Content starts
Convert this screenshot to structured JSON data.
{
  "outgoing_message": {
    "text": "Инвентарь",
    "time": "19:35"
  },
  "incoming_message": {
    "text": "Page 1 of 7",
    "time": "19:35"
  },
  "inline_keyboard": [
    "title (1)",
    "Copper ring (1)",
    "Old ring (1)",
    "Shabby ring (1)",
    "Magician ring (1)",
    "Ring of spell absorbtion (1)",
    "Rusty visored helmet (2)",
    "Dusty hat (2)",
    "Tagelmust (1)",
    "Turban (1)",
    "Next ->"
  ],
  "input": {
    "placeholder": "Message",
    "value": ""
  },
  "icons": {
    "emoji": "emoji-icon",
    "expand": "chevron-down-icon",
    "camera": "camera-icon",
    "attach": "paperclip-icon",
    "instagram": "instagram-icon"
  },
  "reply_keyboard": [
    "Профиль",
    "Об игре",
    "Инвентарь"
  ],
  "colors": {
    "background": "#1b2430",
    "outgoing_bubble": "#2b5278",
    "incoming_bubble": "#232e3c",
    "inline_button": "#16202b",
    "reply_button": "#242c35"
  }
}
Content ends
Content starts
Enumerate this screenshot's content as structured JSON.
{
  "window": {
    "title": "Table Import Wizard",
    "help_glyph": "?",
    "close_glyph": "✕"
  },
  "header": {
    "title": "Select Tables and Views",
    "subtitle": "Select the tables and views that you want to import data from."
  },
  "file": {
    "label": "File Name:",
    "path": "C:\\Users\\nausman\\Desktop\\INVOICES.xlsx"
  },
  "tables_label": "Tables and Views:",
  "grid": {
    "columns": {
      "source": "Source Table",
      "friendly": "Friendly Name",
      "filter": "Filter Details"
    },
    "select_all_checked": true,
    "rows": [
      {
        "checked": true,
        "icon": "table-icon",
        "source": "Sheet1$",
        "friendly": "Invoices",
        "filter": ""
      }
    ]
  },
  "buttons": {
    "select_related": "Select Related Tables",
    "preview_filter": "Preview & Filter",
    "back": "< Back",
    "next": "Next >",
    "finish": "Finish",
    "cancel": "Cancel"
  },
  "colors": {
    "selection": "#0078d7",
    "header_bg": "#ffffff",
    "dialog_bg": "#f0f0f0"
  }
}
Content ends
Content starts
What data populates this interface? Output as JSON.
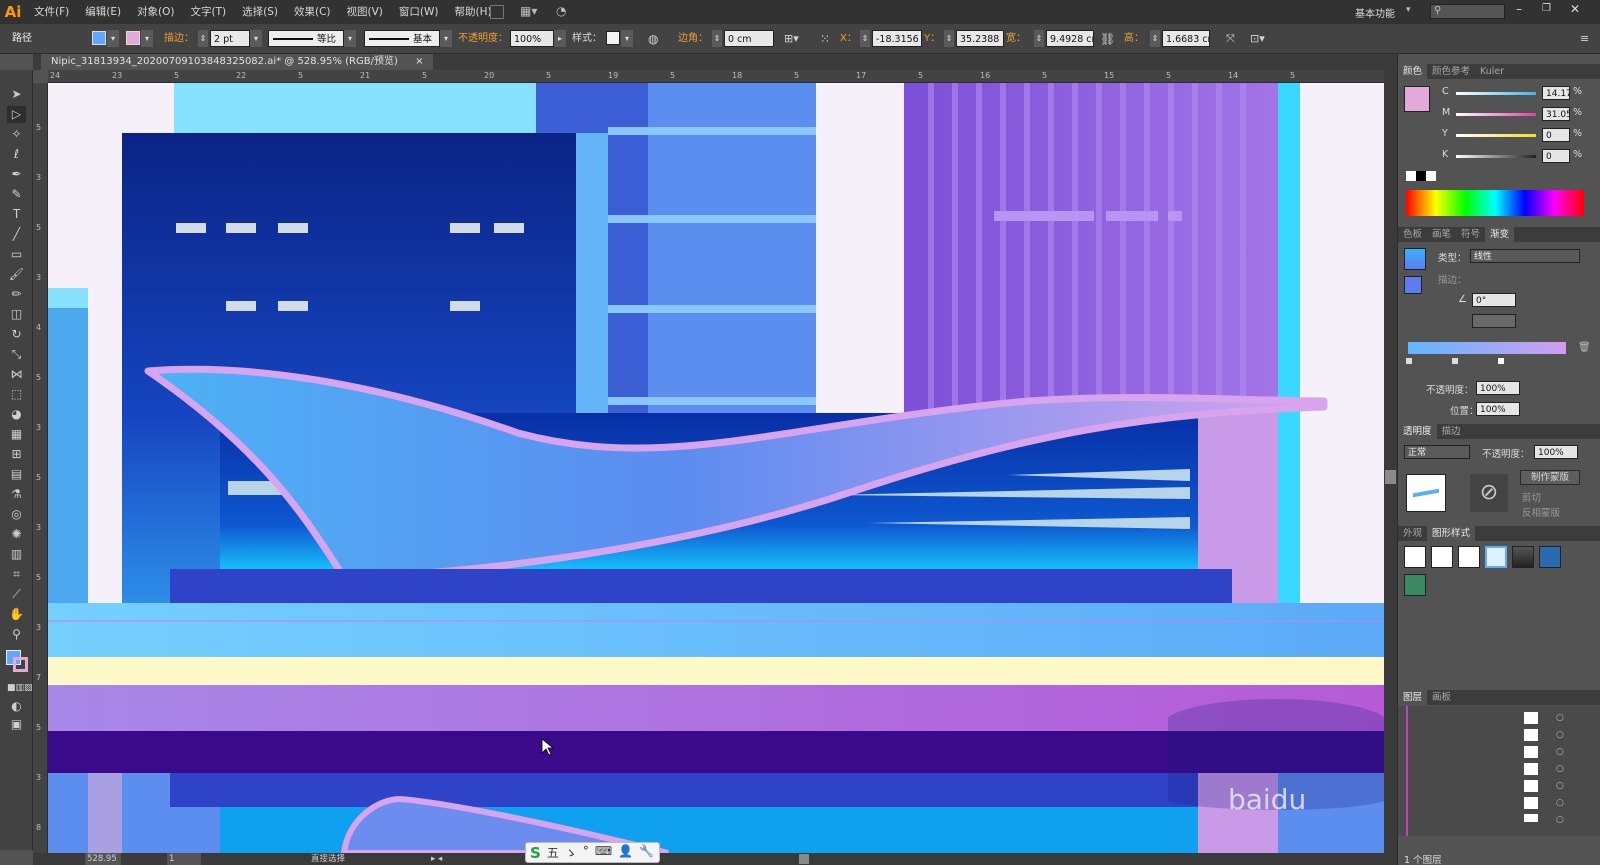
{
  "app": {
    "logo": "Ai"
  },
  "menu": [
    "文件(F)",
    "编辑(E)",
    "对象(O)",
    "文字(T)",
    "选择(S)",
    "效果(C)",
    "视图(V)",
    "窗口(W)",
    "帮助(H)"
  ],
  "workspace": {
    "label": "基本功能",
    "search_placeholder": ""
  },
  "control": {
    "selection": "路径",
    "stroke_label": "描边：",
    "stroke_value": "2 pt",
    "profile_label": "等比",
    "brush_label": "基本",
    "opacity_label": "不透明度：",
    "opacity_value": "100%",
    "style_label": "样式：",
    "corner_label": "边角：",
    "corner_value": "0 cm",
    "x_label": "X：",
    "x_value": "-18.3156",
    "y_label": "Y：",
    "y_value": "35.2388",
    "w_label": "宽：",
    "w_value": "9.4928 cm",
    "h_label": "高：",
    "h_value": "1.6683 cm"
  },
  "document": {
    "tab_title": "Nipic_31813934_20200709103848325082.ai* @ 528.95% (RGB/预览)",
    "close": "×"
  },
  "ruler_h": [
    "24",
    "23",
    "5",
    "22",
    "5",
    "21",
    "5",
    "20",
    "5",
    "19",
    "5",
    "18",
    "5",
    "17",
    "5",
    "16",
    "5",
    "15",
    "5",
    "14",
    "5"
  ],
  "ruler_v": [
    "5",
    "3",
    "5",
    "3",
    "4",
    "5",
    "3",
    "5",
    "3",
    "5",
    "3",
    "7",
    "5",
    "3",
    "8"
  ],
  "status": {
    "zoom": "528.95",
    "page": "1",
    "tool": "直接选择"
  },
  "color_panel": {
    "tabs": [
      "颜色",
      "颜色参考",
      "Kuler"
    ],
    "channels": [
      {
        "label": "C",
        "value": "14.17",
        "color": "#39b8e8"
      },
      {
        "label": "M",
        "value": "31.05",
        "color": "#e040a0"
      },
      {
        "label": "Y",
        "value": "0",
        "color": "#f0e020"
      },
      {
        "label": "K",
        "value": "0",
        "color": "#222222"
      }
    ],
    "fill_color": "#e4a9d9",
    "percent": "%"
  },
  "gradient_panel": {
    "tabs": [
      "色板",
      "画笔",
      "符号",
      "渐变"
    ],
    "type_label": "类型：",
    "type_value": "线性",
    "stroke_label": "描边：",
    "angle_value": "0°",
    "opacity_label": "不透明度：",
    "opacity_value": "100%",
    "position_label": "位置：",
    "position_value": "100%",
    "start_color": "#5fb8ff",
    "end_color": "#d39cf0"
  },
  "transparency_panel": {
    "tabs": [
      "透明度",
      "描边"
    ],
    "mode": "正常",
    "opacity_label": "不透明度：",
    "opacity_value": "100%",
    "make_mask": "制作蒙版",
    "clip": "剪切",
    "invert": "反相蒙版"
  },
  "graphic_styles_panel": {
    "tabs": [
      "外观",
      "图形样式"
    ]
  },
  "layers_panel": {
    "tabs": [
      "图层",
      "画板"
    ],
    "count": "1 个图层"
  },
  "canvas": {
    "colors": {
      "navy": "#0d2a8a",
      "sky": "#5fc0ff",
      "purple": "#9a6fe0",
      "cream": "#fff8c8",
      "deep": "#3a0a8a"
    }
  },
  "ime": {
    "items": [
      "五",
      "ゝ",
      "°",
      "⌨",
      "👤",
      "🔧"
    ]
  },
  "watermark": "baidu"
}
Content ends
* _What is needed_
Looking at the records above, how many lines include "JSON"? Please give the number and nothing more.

* _Finished exercise_
3